You must democratize communications in your organization. Your constituents only know one you. They don’t care which department your message emanates from. If they get an email from your volunteer department on Monday, then one from your marketing department on Wednesday and one from your development department on Friday, who knows which one they’ll choose to open. So your important messages better be included everywhere.
'Marketing,' 'fundraising' and 'sales'—think of them as synonyms
In the context of nonprofit communications, that’s exactly what they are. They all have the same goal—to influence and persuade folks to do something positive to make the world a better place.
One of my favorite books is Daniel Pink’s "To Sell Is Human". His premise is that we’re all in "sales" on a daily basis. Whether it’s simply trying to get your kids up and out the door in the morning or persuading your boss to give you a raise, you’re constantly coaxing people to induce a specific desired behavior.
And this is exactly what marketing and fundraising is all about.
As Margaret noted: "Where consumer marketers are selling a product or a service, nonprofit marketers are selling opportunity—the opportunity to change the world; the opportunity to leave a legacy; the opportunity to hedge our bets on the karmic scale."
People are searching for meaning in their lives—something they can only achieve through you. Everyone at your nonprofit wears the hat of "philanthropy facilitator." When it comes to donor-facing contacts and connectors, the more your donor can have, the merrier!
And this is where omnichannel marketing enters into the picture.
How can you raise money for your cause if no one knows about the good work you’re doing?
Everything you do and say builds awareness for everything that comes after. It affects how people will feel and what they will do next. If marketing communications doesn’t set the table for fundraising, then no one will eat. And your nonprofit will starve.
You’ve got to integrate all online and offline communications functions across your entire organization.
- Offline bolsters online, and vice-versa.
- Program bolsters marketing, and vice-versa.
- What your receptionist says when she answers the phone bolsters fundraising.
And on and on throughout the depth and breadth of your organization.
You’ve got to allow for the fact that people today get information from different channels.
The kicker is that you often have no idea what their preferences may be. Some may open tweets from your Twitter feed. Others may check in on Facebook. Others will open emails only. Still others will only pay attention to what’s in their actual mailboxes.

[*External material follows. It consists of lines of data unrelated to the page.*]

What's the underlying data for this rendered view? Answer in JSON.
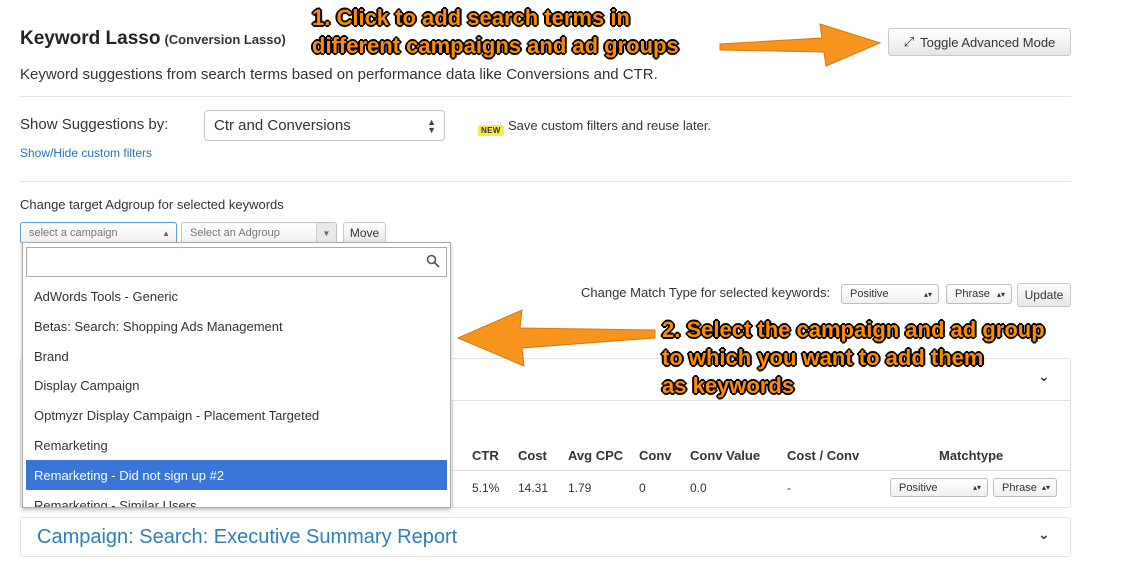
{
  "header": {
    "title": "Keyword Lasso",
    "subtitle": "(Conversion Lasso)",
    "description": "Keyword suggestions from search terms based on performance data like Conversions and CTR.",
    "advanced_mode_button": "Toggle Advanced Mode"
  },
  "suggestions": {
    "label": "Show Suggestions by:",
    "selected": "Ctr and Conversions",
    "new_badge": "NEW",
    "save_text": "Save custom filters and reuse later.",
    "custom_filters_link": "Show/Hide custom filters"
  },
  "target": {
    "label": "Change target Adgroup for selected keywords",
    "campaign_placeholder": "select a campaign",
    "adgroup_placeholder": "Select an Adgroup",
    "move_button": "Move"
  },
  "dropdown": {
    "search_value": "",
    "items": [
      "AdWords Tools - Generic",
      "Betas: Search: Shopping Ads Management",
      "Brand",
      "Display Campaign",
      "Optmyzr Display Campaign - Placement Targeted",
      "Remarketing",
      "Remarketing - Did not sign up #2",
      "Remarketing - Similar Users"
    ],
    "selected_index": 6
  },
  "match_type": {
    "label": "Change Match Type for selected keywords:",
    "type_value": "Positive",
    "match_value": "Phrase",
    "update_button": "Update"
  },
  "table": {
    "headers": [
      "CTR",
      "Cost",
      "Avg CPC",
      "Conv",
      "Conv Value",
      "Cost / Conv",
      "Matchtype"
    ],
    "row": {
      "ctr": "5.1%",
      "cost": "14.31",
      "avg_cpc": "1.79",
      "conv": "0",
      "conv_value": "0.0",
      "cost_per_conv": "-",
      "type_value": "Positive",
      "match_value": "Phrase"
    }
  },
  "campaign_panel": {
    "title": "Campaign: Search: Executive Summary Report"
  },
  "annotations": {
    "step1_line1": "1. Click to add search terms in",
    "step1_line2": "different campaigns and ad groups",
    "step2_line1": "2. Select the campaign and ad group",
    "step2_line2": "to which you want to add them",
    "step2_line3": "as keywords"
  },
  "colors": {
    "annotation": "#ff8c00",
    "link": "#2a72b5",
    "selected_item": "#3875d7",
    "badge": "#f9e94d"
  }
}
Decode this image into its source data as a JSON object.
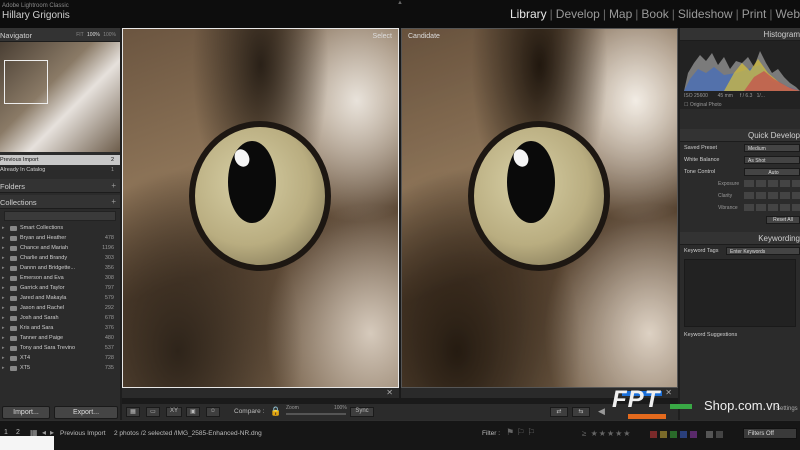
{
  "app": {
    "brand": "Adobe Lightroom Classic",
    "user": "Hillary Grigonis"
  },
  "modules": [
    "Library",
    "Develop",
    "Map",
    "Book",
    "Slideshow",
    "Print",
    "Web"
  ],
  "active_module": "Library",
  "navigator": {
    "title": "Navigator",
    "zoom_options": [
      "FIT",
      "100%",
      "100%"
    ],
    "active_zoom": "100%"
  },
  "catalog": {
    "items": [
      {
        "label": "Previous Import",
        "count": "2"
      },
      {
        "label": "Already In Catalog",
        "count": "1"
      }
    ]
  },
  "folders": {
    "title": "Folders",
    "plus": "+"
  },
  "collections": {
    "title": "Collections",
    "plus": "+",
    "items": [
      {
        "label": "Smart Collections",
        "count": ""
      },
      {
        "label": "Bryan and Heather",
        "count": "478"
      },
      {
        "label": "Chance and Mariah",
        "count": "1196"
      },
      {
        "label": "Charlie and Brandy",
        "count": "303"
      },
      {
        "label": "Dannn and Bridgette...",
        "count": "356"
      },
      {
        "label": "Emerson and Eva",
        "count": "308"
      },
      {
        "label": "Garrick and Taylor",
        "count": "797"
      },
      {
        "label": "Jared and Makayla",
        "count": "579"
      },
      {
        "label": "Jason and Rachel",
        "count": "292"
      },
      {
        "label": "Josh and Sarah",
        "count": "678"
      },
      {
        "label": "Kris and Sara",
        "count": "376"
      },
      {
        "label": "Tanner and Paige",
        "count": "480"
      },
      {
        "label": "Tony and Sara Trevino",
        "count": "537"
      },
      {
        "label": "XT4",
        "count": "728"
      },
      {
        "label": "XT5",
        "count": "735"
      }
    ]
  },
  "left_buttons": {
    "import": "Import...",
    "export": "Export..."
  },
  "compare": {
    "select_label": "Select",
    "candidate_label": "Candidate",
    "compare_label": "Compare :",
    "zoom_label": "Zoom",
    "zoom_value": "100%",
    "sync_label": "Sync"
  },
  "right": {
    "histogram_title": "Histogram",
    "histogram_meta": [
      "ISO 25600",
      "45 mm",
      "f / 6.3",
      "1/..."
    ],
    "original_photo": "Original Photo",
    "quick_develop_title": "Quick Develop",
    "saved_preset_label": "Saved Preset",
    "saved_preset_value": "Medium",
    "white_balance_label": "White Balance",
    "white_balance_value": "As Shot",
    "tone_control_label": "Tone Control",
    "tone_control_value": "Auto",
    "exposure_label": "Exposure",
    "clarity_label": "Clarity",
    "vibrance_label": "Vibrance",
    "reset_all": "Reset All",
    "keywording_title": "Keywording",
    "keyword_tags_label": "Keyword Tags",
    "keyword_tags_value": "Enter Keywords",
    "keyword_suggestions": "Keyword Suggestions",
    "settings_label": "Settings"
  },
  "bottom": {
    "page1": "1",
    "page2": "2",
    "source": "Previous Import",
    "selection": "2 photos /2 selected /IMG_2585-Enhanced-NR.dng",
    "filter_label": "Filter :",
    "filters_off": "Filters Off"
  },
  "watermark": {
    "brand": "FPT",
    "shop": "Shop.com.vn"
  },
  "colors": {
    "brand_blue": "#1b6fd8",
    "brand_orange": "#e46a1d",
    "brand_green": "#39a845"
  }
}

So you can’t even rely on a particular communications channel.
In part two of this article, we’ll get practical about what you can do fundamentally to change how you’re doing your marketing and fundraising so that all your communications—online and offline—are about shared, valued outcomes.

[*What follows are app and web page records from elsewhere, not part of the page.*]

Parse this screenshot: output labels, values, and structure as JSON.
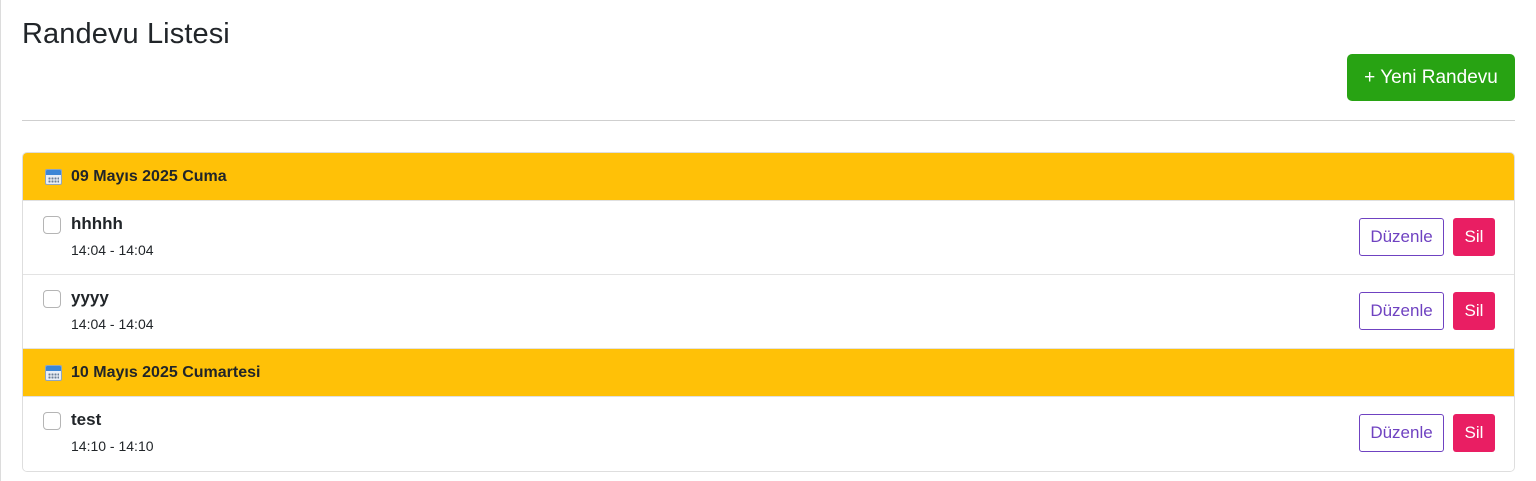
{
  "page": {
    "title": "Randevu Listesi",
    "new_button_label": "+ Yeni Randevu"
  },
  "colors": {
    "day_header_bg": "#ffc107",
    "new_button_bg": "#28a313",
    "edit_button_color": "#6f42c1",
    "delete_button_bg": "#e91e63"
  },
  "days": [
    {
      "label": "09 Mayıs 2025 Cuma",
      "icon": "calendar-icon",
      "appointments": [
        {
          "title": "hhhhh",
          "time": "14:04 - 14:04",
          "checked": false,
          "edit_label": "Düzenle",
          "delete_label": "Sil"
        },
        {
          "title": "yyyy",
          "time": "14:04 - 14:04",
          "checked": false,
          "edit_label": "Düzenle",
          "delete_label": "Sil"
        }
      ]
    },
    {
      "label": "10 Mayıs 2025 Cumartesi",
      "icon": "calendar-icon",
      "appointments": [
        {
          "title": "test",
          "time": "14:10 - 14:10",
          "checked": false,
          "edit_label": "Düzenle",
          "delete_label": "Sil"
        }
      ]
    }
  ]
}
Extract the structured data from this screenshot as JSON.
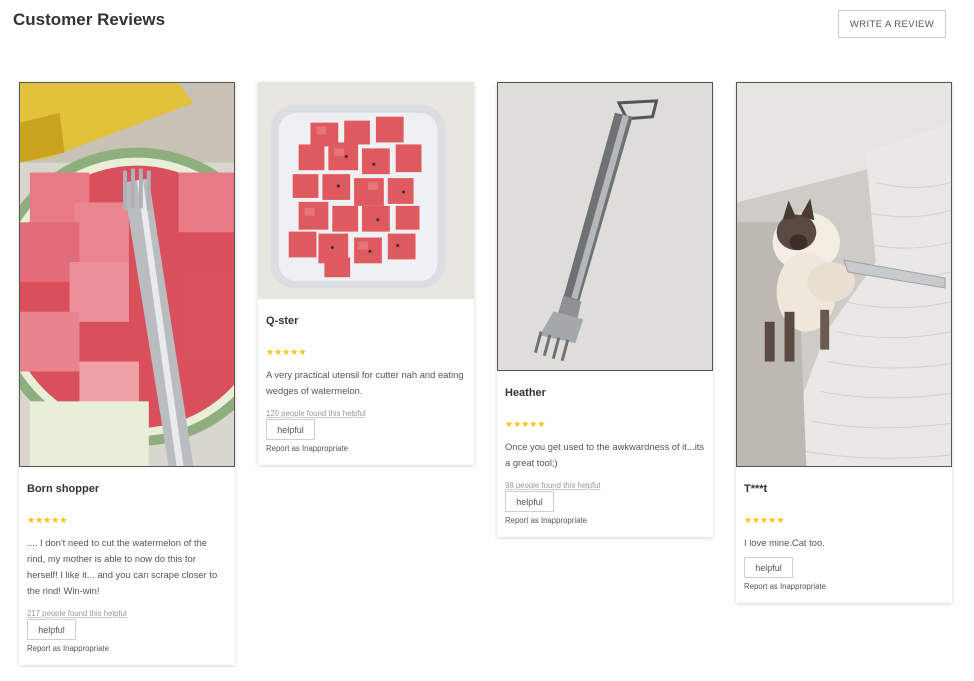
{
  "header": {
    "title": "Customer Reviews",
    "write_button": "WRITE A REVIEW"
  },
  "reviews": [
    {
      "photo": "watermelon-bowl-with-fork",
      "reviewer": "Born shopper",
      "rating": 5,
      "text": ".... I don't need to cut the watermelon of the rind, my mother is able to now do this for herself! I like it... and you can scrape closer to the rind! Win-win!",
      "helpful_count": "217 people found this helpful",
      "helpful_button": "helpful",
      "report": "Report as Inappropriate"
    },
    {
      "photo": "watermelon-cubes-container",
      "reviewer": "Q-ster",
      "rating": 5,
      "text": "A very practical utensil for cutter nah and eating wedges of watermelon.",
      "helpful_count": "120 people found this helpful",
      "helpful_button": "helpful",
      "report": "Report as Inappropriate"
    },
    {
      "photo": "fork-tool-on-table",
      "reviewer": "Heather",
      "rating": 5,
      "text": "Once you get used to the awkwardness of it...its a great tool;)",
      "helpful_count": "98 people found this helpful",
      "helpful_button": "helpful",
      "report": "Report as Inappropriate"
    },
    {
      "photo": "siamese-cat-on-bed",
      "reviewer": "T***t",
      "rating": 5,
      "text": "I love mine.Cat too.",
      "helpful_count": "",
      "helpful_button": "helpful",
      "report": "Report as Inappropriate"
    }
  ],
  "colors": {
    "star": "#f7c21a",
    "border": "#cfcfcf"
  }
}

In the meantime, I’d love to know what you think. Are you struggling with how you integrate marketing and fundraising?
If you like craft fairs, baseball games, art openings, vocal and guitar, and political conversation, you’ll like to hang out with Claire Axelrad. Claire, J.D., CFRE, will inspire you through her philosophy of philanthropy, not fundraising. After a 30-year development career that earned her the AFP “Outstanding Fundraising Professional of the Year” award, Claire left the trenches to begin her coaching/teaching practice, Clairification. Claire is also a featured expert and chief fundraising coach for Bloomerang, She’ll be your guide, so you can be your donor’s guide on their philanthropic journey. A member of the California State Bar and graduate of Princeton University, Claire currently resides in San Francisco.